Secondly, the Conservatives face an election fought on multiple fronts. The Lib Dem win in Somerton confirms that they are - once again - in play in a whole slew of seats across the West Country. This will put a great deal of pressure on Tory resources in the general election and complicates their messaging and strategy. If Labour are regaining ground in the North, Scotland and cementing their lead in the cities whilst the Lib Dems hoover up seats in the South West, then the Tories could end up becoming the party of Surrey with a few outposts elsewhere.

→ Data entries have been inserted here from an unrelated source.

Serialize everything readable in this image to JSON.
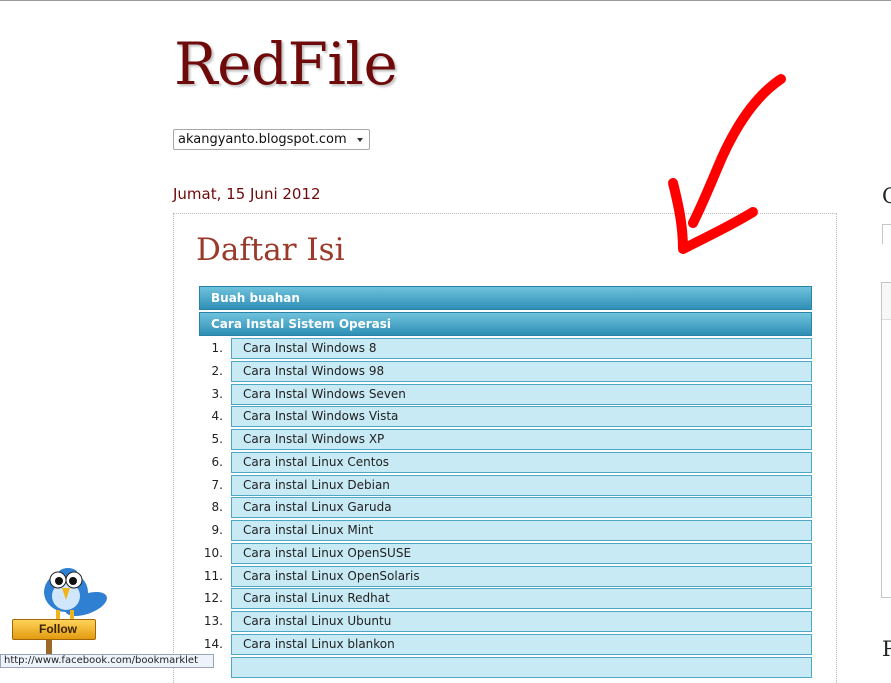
{
  "blog": {
    "title": "RedFile",
    "selector_value": "akangyanto.blogspot.com"
  },
  "post": {
    "date": "Jumat, 15 Juni 2012",
    "title": "Daftar Isi"
  },
  "categories": [
    {
      "label": "Buah buahan"
    },
    {
      "label": "Cara Instal Sistem Operasi"
    }
  ],
  "articles": [
    {
      "number": "1.",
      "title": "Cara Instal Windows 8"
    },
    {
      "number": "2.",
      "title": "Cara Instal Windows 98"
    },
    {
      "number": "3.",
      "title": "Cara Instal Windows Seven"
    },
    {
      "number": "4.",
      "title": "Cara Instal Windows Vista"
    },
    {
      "number": "5.",
      "title": "Cara Instal Windows XP"
    },
    {
      "number": "6.",
      "title": "Cara instal Linux Centos"
    },
    {
      "number": "7.",
      "title": "Cara instal Linux Debian"
    },
    {
      "number": "8.",
      "title": "Cara instal Linux Garuda"
    },
    {
      "number": "9.",
      "title": "Cara instal Linux Mint"
    },
    {
      "number": "10.",
      "title": "Cara instal Linux OpenSUSE"
    },
    {
      "number": "11.",
      "title": "Cara instal Linux OpenSolaris"
    },
    {
      "number": "12.",
      "title": "Cara instal Linux Redhat"
    },
    {
      "number": "13.",
      "title": "Cara instal Linux Ubuntu"
    },
    {
      "number": "14.",
      "title": "Cara instal Linux blankon"
    }
  ],
  "sidebar": {
    "heading_1_partial": "C",
    "heading_2_partial": "P"
  },
  "follow_widget": {
    "label": "Follow",
    "mascot_icon": "twitter-bird-icon"
  },
  "status_bar": {
    "url_text": "http://www.facebook.com/bookmarklet"
  },
  "colors": {
    "blog_title": "#6e0a0a",
    "post_title": "#993a2b",
    "category_bar": "#2f8fb6",
    "article_bg": "#c8eaf5",
    "annotation_arrow": "#ff0000"
  }
}
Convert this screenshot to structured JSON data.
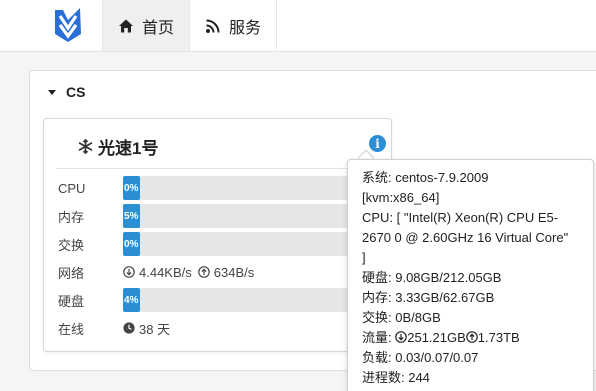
{
  "nav": {
    "home_label": "首页",
    "service_label": "服务"
  },
  "panel": {
    "title": "CS"
  },
  "server": {
    "name": "光速1号",
    "info_glyph": "i",
    "rows": {
      "cpu_label": "CPU",
      "cpu_percent": "0%",
      "cpu_value": 0,
      "mem_label": "内存",
      "mem_percent": "5%",
      "mem_value": 5,
      "swap_label": "交换",
      "swap_percent": "0%",
      "swap_value": 0,
      "net_label": "网络",
      "net_down": "4.44KB/s",
      "net_up": "634B/s",
      "disk_label": "硬盘",
      "disk_percent": "4%",
      "disk_value": 4,
      "uptime_label": "在线",
      "uptime_value": "38 天"
    }
  },
  "popup": {
    "system": "系统: centos-7.9.2009",
    "arch": "[kvm:x86_64]",
    "cpu_line1": "CPU: [ \"Intel(R) Xeon(R) CPU E5-",
    "cpu_line2": "2670 0 @ 2.60GHz 16 Virtual Core\"",
    "cpu_line3": "]",
    "disk": "硬盘: 9.08GB/212.05GB",
    "mem": "内存: 3.33GB/62.67GB",
    "swap": "交换: 0B/8GB",
    "traffic_label": "流量: ",
    "traffic_down": "251.21GB",
    "traffic_up": "1.73TB",
    "load": "负载: 0.03/0.07/0.07",
    "procs": "进程数: 244"
  },
  "colors": {
    "accent": "#2b8fd6",
    "logo": "#2a6fd8"
  }
}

Thirdly, though, the glimmer of light that Uxbridge presents to Sunak. Yes, ULEZ was undoubtedly a significant factor and yes, the result was close. But Labour lost. This speaks to a wider concern for Starmer and his team - there are a lot of suburban, lower middle class seats where he leads but is not loved. If Sunak can find wedge issues - like ULEZ - to fight Labour on in these seats he stands a chance of preventing a Labour majority. For Starmer, as Labour heads into its National Policy Forum conference, this will serve to prove his bias that Labour needs an abundance of caution so as not to frighten the horses. For his internal critics, of course, it will mean the opposite - that Labour needs make big, bold retail offers to squeezed Britain.

The Conservatives’ success in Uxbridge implies that their near-term electoral calculations will continue to supersede supposed long-term policy goals. Net zero is surely now under serious threat as a concept in Conservative circles; only the continued resistance of senior figures including the Prime Minister is holding back the tide of anti-green sentiment, and that might not survive when the 2024/25 manifesto is drafted.

Expect to see other environmental wedge issues like North Sea oil and gas licensing used to force Labour’s hand and create internal disagreements. There’s a question over whether this might also extend to other ‘hard choices’ – the ones Starmer says he intends to keep making – at a forthcoming fiscal event. You can easily imagine CCHQ policy wonks looking at the ongoing internal battle over the 2-child benefit cap, and musing on what other social security issues could create similar effects.

All in all, then, a good but not brilliant night for Labour - and one that will beg some questions. A bittersweet victory in Uxbridge for the Tories and a morale boost for the Lib Dems. The three leaders will have much to mull as they try to get some rest over the summer recess.